8 Ways to Improve at Poker


Poker is one of the most popular card games worldwide. It can be played at land-based casinos or online and is a great way to get out and meet new people while improving your skills.

There are many different types of poker and each has its own set of rules. However, there are some general guidelines that you can follow to increase your chances of winning at the table.

1. Know the Basics

Before you can start playing poker, it’s important to understand the basics of the game. This will help you to become familiar with the rules and avoid mistakes that can lead to large losses.

2. Read Body Language

Another skill that you’ll learn when playing poker is how to read other players’ body language. This will allow you to see if they are bluffing or if they are really happy with their hand. This can be a crucial factor in your success at the table and can even help you win money on the side!

3. Managing Risk

Poker can be a risky game, so you’ll need to understand how to manage it properly. This includes knowing how much to bet and when to call or fold. This can help you to avoid making poor decisions and keep your bankroll safe.

4. Know Your Limits

If you’re not sure how much to play, try starting small and building up your bankroll gradually. This will give you a chance to gain experience before moving up in stakes.

5. Study the Theory of Poker

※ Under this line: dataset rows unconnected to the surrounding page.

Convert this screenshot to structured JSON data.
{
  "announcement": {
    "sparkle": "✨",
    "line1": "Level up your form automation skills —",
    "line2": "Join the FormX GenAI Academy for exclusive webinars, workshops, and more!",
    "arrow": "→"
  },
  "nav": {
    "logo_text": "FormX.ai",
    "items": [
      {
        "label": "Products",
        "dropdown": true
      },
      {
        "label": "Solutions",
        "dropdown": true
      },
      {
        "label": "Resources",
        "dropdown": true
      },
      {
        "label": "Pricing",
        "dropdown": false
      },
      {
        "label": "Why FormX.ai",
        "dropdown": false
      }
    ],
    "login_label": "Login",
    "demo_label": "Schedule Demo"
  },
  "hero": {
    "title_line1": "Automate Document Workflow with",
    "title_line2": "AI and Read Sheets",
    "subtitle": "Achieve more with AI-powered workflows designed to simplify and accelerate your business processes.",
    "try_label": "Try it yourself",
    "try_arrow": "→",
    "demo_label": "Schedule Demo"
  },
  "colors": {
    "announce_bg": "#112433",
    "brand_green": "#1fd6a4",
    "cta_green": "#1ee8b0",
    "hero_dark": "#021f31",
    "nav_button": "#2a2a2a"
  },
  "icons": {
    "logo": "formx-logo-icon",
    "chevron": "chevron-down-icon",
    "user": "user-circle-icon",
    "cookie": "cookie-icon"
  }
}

Poker is a game that requires you to think about what you’re doing and why you are doing it. This can be challenging at first, but it is a very important skill to develop.

6. Practice It

Once you have a solid understanding of the rules and strategy of poker, it’s time to practice it. There are many resources available to help you improve your skills, including books, podcasts and videos.

7. Listen to Other Players’ Strategy

The best way to improve at poker is by listening to other players’ strategies. You can do this by talking to other players at your table or finding other winning players at the same stakes and joining a group chat.

8. Don’t Lose Too Early

It is often said that losing is the fastest way to learning, but this is not always true. Rather, you should look at every hand that you lose as an opportunity to improve your game. This will help you to avoid becoming emotionally or psychologically attached to any one hand and encourage you to think about the bigger picture.

9. Know Your Failures

In addition to learning how to analyze your failures, you should also learn to accept them. This will allow you to be more comfortable with loss and develop a healthier relationship with it, which will in turn make you a better poker player overall.

10. Use the Flop and River to Your Advantage

The flop and river are the final two cards that you’ll be dealt in a poker game. They are your most important cards and can make or break your hand. If you’re not confident about your flop or river hand, you’ll want to be prepared for a raise preflop or else you could end up getting out of a good position without any reason at all.